I know I’ve said this before but I can’t express to you how glad I am that I changed my writing year so that it ends in November. I made this change on a whim back in 2014 and it was one of the best decisions I’ve made for both my writing goals and general mental health. It also took a ton of pressure off the already crazy end of the year. I mention this because the calendar doesn’t own you either. Companies can set their own fiscal years, there’s no reason you can’t do the same for whatever your goals are. A resolution need not be tied to the new year.
For me, November is such a busy month because of all the work I have to do for NaNoWriMo in my role as ML (Municipal Liaison aka Region Head for my NaNo Region). I’m running multiple events a week, dispensing pep and regional news weekly and participant/library partner wrangling daily while also doing my own writing, I usually enter December burned out and overwhelmed. I’ve got to catch up on all the stuff I put off in November when ML-ing was the top priority. Then I get blindsided by the prep, shopping and decorating for the holidays and my daughter’s birthday both, the barrage of orders to my eBay store, last minute doctor’s appointments before the new insurance year runs out, and whatnot.
There it was, the end of my writing year, and instead of powering to the finish and trying to hit my stretch goals, I would limp to the end forever feeling like I didn’t write enough. It was such a let down after the writing highs of November and such a buzzkill way to end the year, I started every New Year in a writing funk. Add to this that the Year in Review spirit of December always left me wanting to spend the month mucking with my writing spreadsheets and calculating my stats from year to year for end-of-the-year closure… when I still had a whole month of writing left.
But now, that crazy sprint to the end of November is also the sprint to the end of my writing year and I can push myself to hit stretch goals for the year by setting them as NaNoWriMo goals. This makes the race to the finish much more satisfying as I can tap into the camaraderie and Write All The Things inspiration of the event, ending the year on a writing high. That Thank God It’s Over Party is extra satisfying when it caps off 12 months of writing on top of the 30 day challenge! And when I catch that Year in Review fever, there’s nothing stopping me from crunching the numbers on my Yearly Goal because they’re already set in stone.
This year, specifically, we’re playing the ultimate real estate game by racing to buy, sell and move all at once on an insane timetable and I’m also a medical wreck. (I can’t even begin to explain to you how much has been going on. Someday this week alone will make a hilarious TMI chapter in my memoirs.) I’ve given up most of my writing time to doctor stuff and to Christmas shopping (which, fingers crossed, I finished last night apart from a few little food-ish stocking stuffer things I’ve got to get at the grocery store). We’re halfway through the month, I’ve been in a near constant state of LifeStress and I have written pretty much bupkis.
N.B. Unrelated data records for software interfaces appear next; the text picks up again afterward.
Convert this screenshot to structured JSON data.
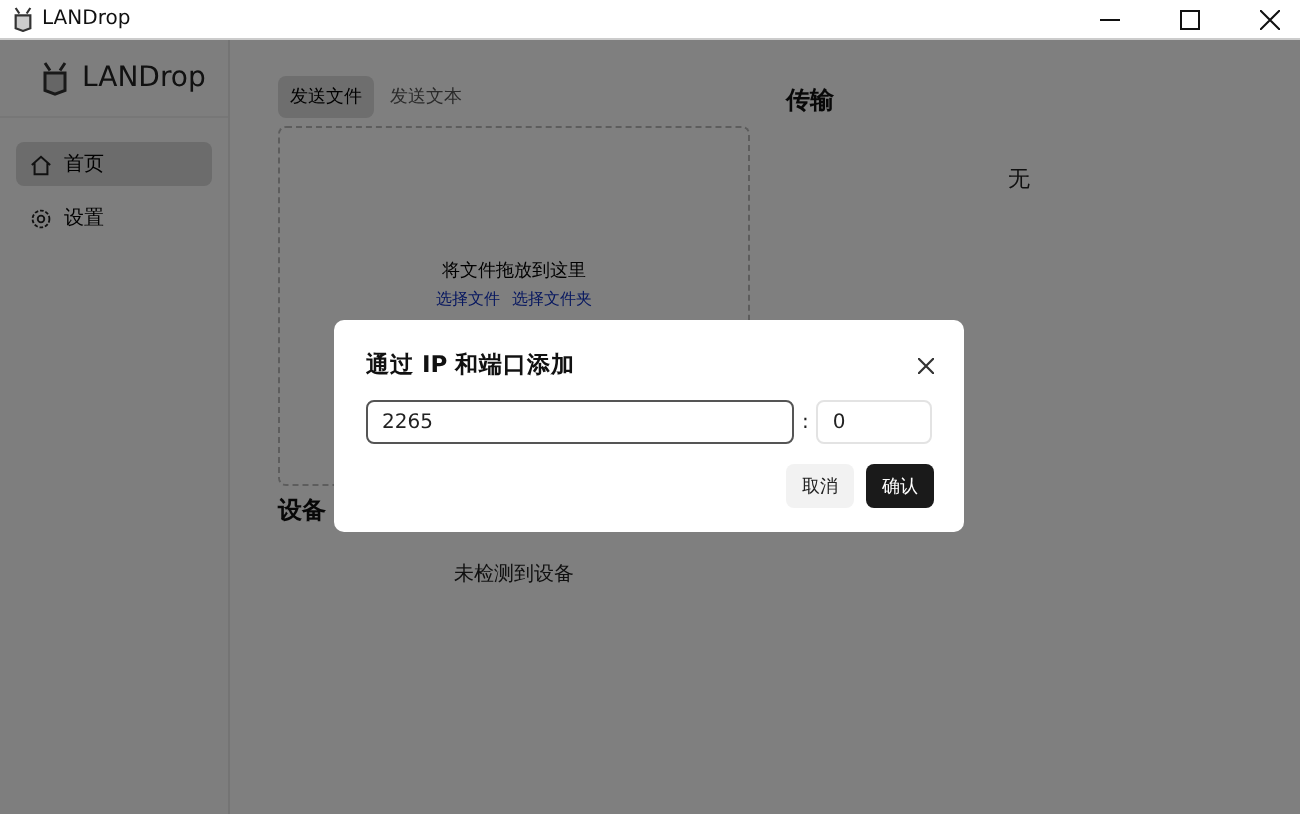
{
  "window": {
    "title": "LANDrop"
  },
  "sidebar": {
    "brand": "LANDrop",
    "items": [
      {
        "label": "首页",
        "selected": true
      },
      {
        "label": "设置",
        "selected": false
      }
    ]
  },
  "send": {
    "tabs": [
      {
        "label": "发送文件",
        "selected": true
      },
      {
        "label": "发送文本",
        "selected": false
      }
    ],
    "drop_hint": "将文件拖放到这里",
    "links": [
      "选择文件",
      "选择文件夹"
    ]
  },
  "transfers": {
    "title": "传输",
    "empty": "无"
  },
  "devices": {
    "title": "设备",
    "empty": "未检测到设备"
  },
  "dialog": {
    "title": "通过 IP 和端口添加",
    "ip_value": "2265",
    "separator": ":",
    "port_value": "0",
    "buttons": [
      {
        "label": "取消",
        "kind": "secondary"
      },
      {
        "label": "确认",
        "kind": "primary"
      }
    ]
  }
}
But I’m completely chill about the writing part because this isn’t crunch time. It’s Month One out of Twelve. And knowing I have a dozen months ahead of me to catch up has taken a ton of the pressure off to the point where I am, oddly enough, getting more good writing done in December and January than I did before I made this change all because I’m in a better headspace.
This huge shift in how I view and work and, in the big picture, what did I actually change? I shifted the deadline on a self-challenge no one cared about but me anyway. I changed my goals so that they fit into the life I was already living instead of trying to cram those deadlines onto the One-Size-Fits-All calendar year just because it was what everyone else was doing.
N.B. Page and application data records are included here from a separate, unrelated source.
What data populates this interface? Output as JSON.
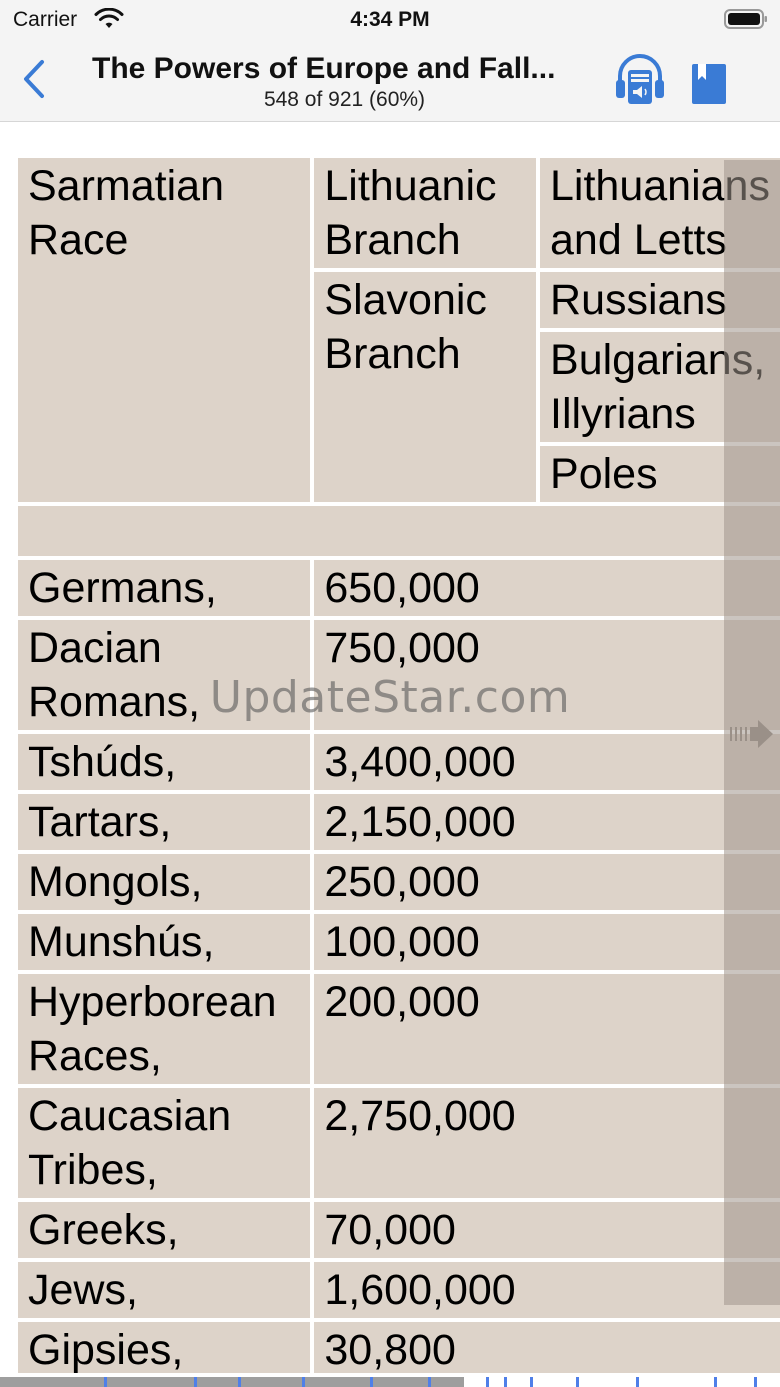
{
  "status_bar": {
    "carrier": "Carrier",
    "time": "4:34 PM"
  },
  "nav": {
    "title": "The Powers of Europe and Fall...",
    "progress_text": "548 of 921 (60%)"
  },
  "colors": {
    "accent": "#3a7bd5",
    "cell_bg": "#ddd3c9"
  },
  "table": {
    "header_rows": [
      [
        "Sarmatian Race",
        "Lithuanic Branch",
        "Lithuanians and Letts"
      ],
      [
        "",
        "Slavonic Branch",
        "Russians"
      ],
      [
        "",
        "",
        "Bulgarians, Illyrians"
      ],
      [
        "",
        "",
        "Poles"
      ]
    ],
    "rows": [
      {
        "name": "Germans,",
        "value": "650,000"
      },
      {
        "name": "Dacian Romans,",
        "value": "750,000"
      },
      {
        "name": "Tshúds,",
        "value": "3,400,000"
      },
      {
        "name": "Tartars,",
        "value": "2,150,000"
      },
      {
        "name": "Mongols,",
        "value": "250,000"
      },
      {
        "name": "Munshús,",
        "value": "100,000"
      },
      {
        "name": "Hyperborean Races,",
        "value": "200,000"
      },
      {
        "name": "Caucasian Tribes,",
        "value": "2,750,000"
      },
      {
        "name": "Greeks,",
        "value": "70,000"
      },
      {
        "name": "Jews,",
        "value": "1,600,000"
      },
      {
        "name": "Gipsies,",
        "value": "30,800"
      }
    ]
  },
  "watermark": "UpdateStar.com",
  "reading_progress": {
    "fraction": 0.595
  }
}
If you’re struggling with your goals, the issue may not be how you work but rather the timing. I highly recommend taking a look at your life and the patterns you see happening every year, every month even, and setting a goal that works for you and your life… not just because the calendar said so. Your week can just as easily start on a Wednesday or be 10 days long. Your months can be a firm four weeks long regardless of the number of days the calendar says and a year can start and end whenever you need it to. When you start to realize the calendar is only an arbitrary way us humans track time, you can free yourself from it and start to build better goals and deadlines that suit your needs.
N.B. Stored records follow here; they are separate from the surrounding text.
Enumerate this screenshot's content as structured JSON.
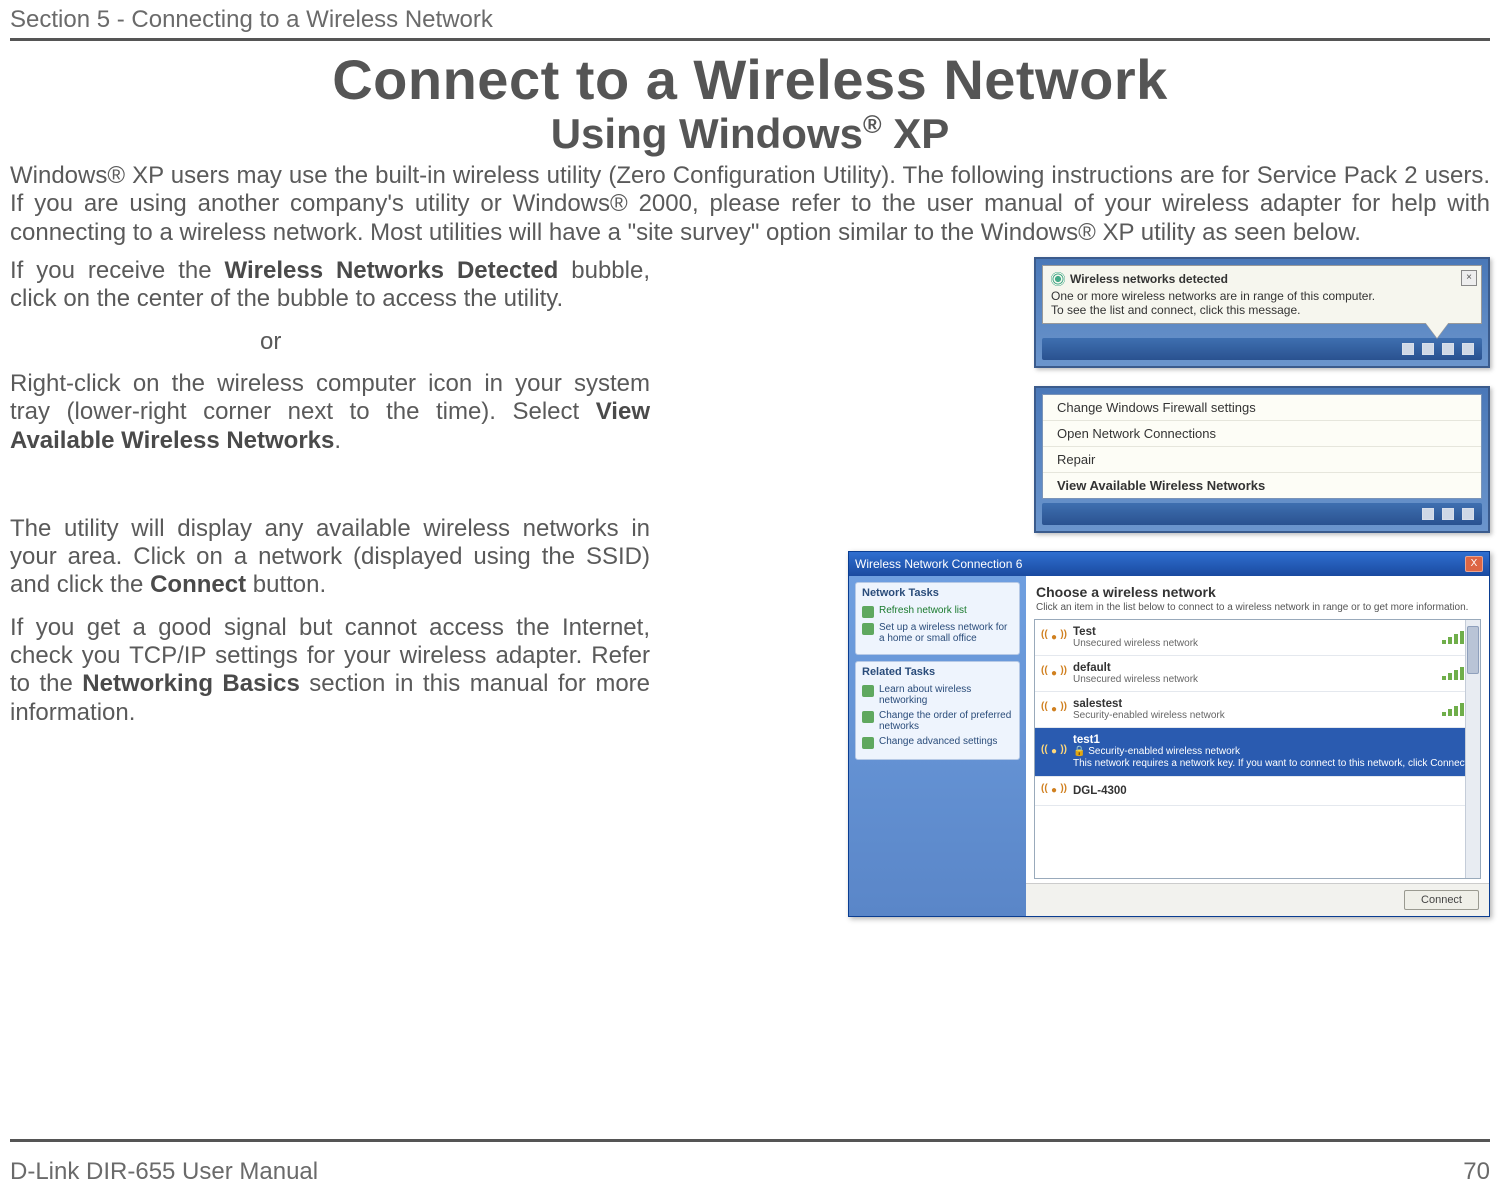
{
  "header": {
    "section": "Section 5 - Connecting to a Wireless Network"
  },
  "title": {
    "main": "Connect to a Wireless Network",
    "sub_pre": "Using Windows",
    "sub_post": " XP"
  },
  "intro": "Windows® XP users may use the built-in wireless utility (Zero Configuration Utility). The following instructions are for Service Pack 2 users.  If you are using another company's utility or Windows® 2000, please refer to the user manual of your wireless adapter for help with connecting to a wireless network. Most utilities will have a \"site survey\" option similar to the Windows® XP utility as seen below.",
  "p1_a": "If you receive the ",
  "p1_bold": "Wireless Networks Detected",
  "p1_b": " bubble, click on the center of the bubble to access the utility.",
  "or_label": "or",
  "p2_a": "Right-click on the wireless computer icon in your system tray (lower-right corner next to the time). Select ",
  "p2_bold": "View Available Wireless Networks",
  "p2_b": ".",
  "p3_a": "The utility will display any available wireless networks in your area. Click on a network (displayed using the SSID) and click the ",
  "p3_bold": "Connect",
  "p3_b": " button.",
  "p4_a": "If you get a good signal but cannot access the Internet, check you TCP/IP settings for your wireless adapter. Refer to the ",
  "p4_bold": "Networking Basics",
  "p4_b": " section in this manual for more information.",
  "bubble": {
    "title": "Wireless networks detected",
    "line1": "One or more wireless networks are in range of this computer.",
    "line2": "To see the list and connect, click this message."
  },
  "ctx": {
    "i1": "Change Windows Firewall settings",
    "i2": "Open Network Connections",
    "i3": "Repair",
    "i4": "View Available Wireless Networks"
  },
  "win": {
    "title": "Wireless Network Connection 6",
    "side1_hd": "Network Tasks",
    "side1_i1": "Refresh network list",
    "side1_i2": "Set up a wireless network for a home or small office",
    "side2_hd": "Related Tasks",
    "side2_i1": "Learn about wireless networking",
    "side2_i2": "Change the order of preferred networks",
    "side2_i3": "Change advanced settings",
    "main_hd": "Choose a wireless network",
    "main_sub": "Click an item in the list below to connect to a wireless network in range or to get more information.",
    "n1_name": "Test",
    "n1_desc": "Unsecured wireless network",
    "n2_name": "default",
    "n2_desc": "Unsecured wireless network",
    "n3_name": "salestest",
    "n3_desc": "Security-enabled wireless network",
    "n4_name": "test1",
    "n4_desc1": "Security-enabled wireless network",
    "n4_desc2": "This network requires a network key. If you want to connect to this network, click Connect.",
    "n5_name": "DGL-4300",
    "connect": "Connect"
  },
  "footer": {
    "left": "D-Link DIR-655 User Manual",
    "right": "70"
  }
}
“When I was alive, I believed–as you do–that time was at least as real and solid as myself, and probably more so. I said ‘one o’clock’ as though I could see it, and ‘Monday’ as though I could find it on the map; and I let myself be hurried along from minute to minute, day to day, year to year, as though I were actually moving from one place to another. Like everyone else, I lived in a house bricked up with seconds and minutes, weekends and New Year’s Days, and I never went outside until I died, because there was no other door. Now I know that I could have walked through the walls.”